Top of Dataset content

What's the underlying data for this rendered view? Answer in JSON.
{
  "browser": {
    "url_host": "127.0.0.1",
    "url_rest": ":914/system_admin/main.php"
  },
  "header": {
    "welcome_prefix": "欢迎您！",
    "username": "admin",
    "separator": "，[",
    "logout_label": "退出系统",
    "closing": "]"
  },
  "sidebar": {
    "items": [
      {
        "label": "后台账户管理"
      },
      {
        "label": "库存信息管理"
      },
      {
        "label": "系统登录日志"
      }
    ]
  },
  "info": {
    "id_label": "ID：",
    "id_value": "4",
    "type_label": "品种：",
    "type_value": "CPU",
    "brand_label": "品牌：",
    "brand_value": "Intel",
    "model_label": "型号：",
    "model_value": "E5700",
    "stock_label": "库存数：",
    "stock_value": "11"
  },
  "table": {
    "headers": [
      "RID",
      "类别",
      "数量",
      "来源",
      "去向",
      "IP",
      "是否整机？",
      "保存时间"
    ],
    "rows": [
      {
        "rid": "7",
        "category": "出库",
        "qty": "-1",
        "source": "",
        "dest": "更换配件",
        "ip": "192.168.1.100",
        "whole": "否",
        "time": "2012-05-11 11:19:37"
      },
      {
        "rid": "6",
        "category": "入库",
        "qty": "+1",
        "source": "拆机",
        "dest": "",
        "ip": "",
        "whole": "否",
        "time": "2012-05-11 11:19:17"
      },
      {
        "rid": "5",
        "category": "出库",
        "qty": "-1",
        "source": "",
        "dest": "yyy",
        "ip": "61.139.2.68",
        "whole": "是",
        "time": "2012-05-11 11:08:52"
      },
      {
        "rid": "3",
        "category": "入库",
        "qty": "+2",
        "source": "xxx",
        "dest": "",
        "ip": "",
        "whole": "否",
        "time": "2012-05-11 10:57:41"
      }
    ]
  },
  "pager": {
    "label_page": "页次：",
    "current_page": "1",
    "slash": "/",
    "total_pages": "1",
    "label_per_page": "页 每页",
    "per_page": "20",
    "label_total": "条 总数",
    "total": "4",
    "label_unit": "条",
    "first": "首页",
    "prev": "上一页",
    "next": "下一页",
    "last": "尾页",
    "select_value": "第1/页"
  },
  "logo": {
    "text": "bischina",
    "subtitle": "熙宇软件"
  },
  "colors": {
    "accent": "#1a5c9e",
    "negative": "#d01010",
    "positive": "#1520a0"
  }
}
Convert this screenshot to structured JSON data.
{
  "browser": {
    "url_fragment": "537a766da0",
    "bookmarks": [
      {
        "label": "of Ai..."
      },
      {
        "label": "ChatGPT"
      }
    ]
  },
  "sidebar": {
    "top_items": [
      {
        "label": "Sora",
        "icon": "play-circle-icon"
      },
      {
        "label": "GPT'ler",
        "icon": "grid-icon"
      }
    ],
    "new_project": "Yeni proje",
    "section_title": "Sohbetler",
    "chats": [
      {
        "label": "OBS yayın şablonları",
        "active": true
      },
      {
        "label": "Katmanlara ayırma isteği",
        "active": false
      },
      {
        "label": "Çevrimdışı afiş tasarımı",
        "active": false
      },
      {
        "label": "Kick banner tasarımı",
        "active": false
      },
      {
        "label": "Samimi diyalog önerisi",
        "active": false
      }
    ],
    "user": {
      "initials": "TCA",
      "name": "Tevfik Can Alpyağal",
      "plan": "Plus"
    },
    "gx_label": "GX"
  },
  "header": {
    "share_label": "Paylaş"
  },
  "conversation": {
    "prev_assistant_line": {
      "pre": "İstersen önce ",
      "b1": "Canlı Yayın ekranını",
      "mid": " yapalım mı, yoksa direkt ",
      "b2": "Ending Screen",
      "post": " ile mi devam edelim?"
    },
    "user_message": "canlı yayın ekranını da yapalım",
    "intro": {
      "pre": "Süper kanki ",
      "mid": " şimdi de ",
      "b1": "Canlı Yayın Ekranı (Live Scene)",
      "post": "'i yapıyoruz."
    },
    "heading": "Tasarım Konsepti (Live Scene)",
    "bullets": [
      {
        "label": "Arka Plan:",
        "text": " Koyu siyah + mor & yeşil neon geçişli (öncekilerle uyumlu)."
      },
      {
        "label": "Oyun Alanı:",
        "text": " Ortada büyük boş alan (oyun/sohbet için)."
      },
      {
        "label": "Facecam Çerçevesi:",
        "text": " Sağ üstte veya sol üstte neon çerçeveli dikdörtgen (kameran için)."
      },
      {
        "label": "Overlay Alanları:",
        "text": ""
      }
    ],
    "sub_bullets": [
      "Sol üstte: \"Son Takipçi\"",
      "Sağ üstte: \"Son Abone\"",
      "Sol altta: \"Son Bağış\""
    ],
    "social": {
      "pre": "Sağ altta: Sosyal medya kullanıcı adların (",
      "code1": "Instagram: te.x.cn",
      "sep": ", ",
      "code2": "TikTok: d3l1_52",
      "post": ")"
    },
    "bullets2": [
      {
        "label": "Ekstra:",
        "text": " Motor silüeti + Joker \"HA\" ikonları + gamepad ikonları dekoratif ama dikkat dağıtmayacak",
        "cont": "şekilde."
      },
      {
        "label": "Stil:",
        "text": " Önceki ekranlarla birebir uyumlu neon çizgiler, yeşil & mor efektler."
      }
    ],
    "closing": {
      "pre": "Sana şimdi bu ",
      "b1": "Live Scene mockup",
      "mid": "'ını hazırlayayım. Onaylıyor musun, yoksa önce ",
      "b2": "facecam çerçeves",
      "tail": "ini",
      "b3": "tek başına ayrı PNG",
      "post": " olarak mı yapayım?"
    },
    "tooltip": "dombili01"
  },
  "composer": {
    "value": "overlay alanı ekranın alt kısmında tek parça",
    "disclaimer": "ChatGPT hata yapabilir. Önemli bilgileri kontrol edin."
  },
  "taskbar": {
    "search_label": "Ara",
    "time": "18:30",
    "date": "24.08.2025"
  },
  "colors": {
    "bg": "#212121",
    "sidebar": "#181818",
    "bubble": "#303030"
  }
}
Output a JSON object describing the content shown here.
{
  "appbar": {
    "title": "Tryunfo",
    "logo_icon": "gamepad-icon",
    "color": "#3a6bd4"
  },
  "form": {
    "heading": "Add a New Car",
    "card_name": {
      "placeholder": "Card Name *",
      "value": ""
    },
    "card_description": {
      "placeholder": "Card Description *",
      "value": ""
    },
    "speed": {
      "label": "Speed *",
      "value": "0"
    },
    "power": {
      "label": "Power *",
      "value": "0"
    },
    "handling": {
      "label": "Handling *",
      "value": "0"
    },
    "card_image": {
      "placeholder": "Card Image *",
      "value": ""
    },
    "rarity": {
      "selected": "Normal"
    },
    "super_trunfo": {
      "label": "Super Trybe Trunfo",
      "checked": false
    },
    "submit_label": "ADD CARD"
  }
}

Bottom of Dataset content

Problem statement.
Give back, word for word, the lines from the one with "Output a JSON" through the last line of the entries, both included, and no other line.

Answer box.
Output a JSON object describing the content shown here.
{
  "appbar": {
    "title": "Tryunfo",
    "logo_icon": "gamepad-icon",
    "color": "#3a6bd4"
  },
  "form": {
    "heading": "Add a New Car",
    "card_name": {
      "placeholder": "Card Name *",
      "value": ""
    },
    "card_description": {
      "placeholder": "Card Description *",
      "value": ""
    },
    "speed": {
      "label": "Speed *",
      "value": "0"
    },
    "power": {
      "label": "Power *",
      "value": "0"
    },
    "handling": {
      "label": "Handling *",
      "value": "0"
    },
    "card_image": {
      "placeholder": "Card Image *",
      "value": ""
    },
    "rarity": {
      "selected": "Normal"
    },
    "super_trunfo": {
      "label": "Super Trybe Trunfo",
      "checked": false
    },
    "submit_label": "ADD CARD"
  }
}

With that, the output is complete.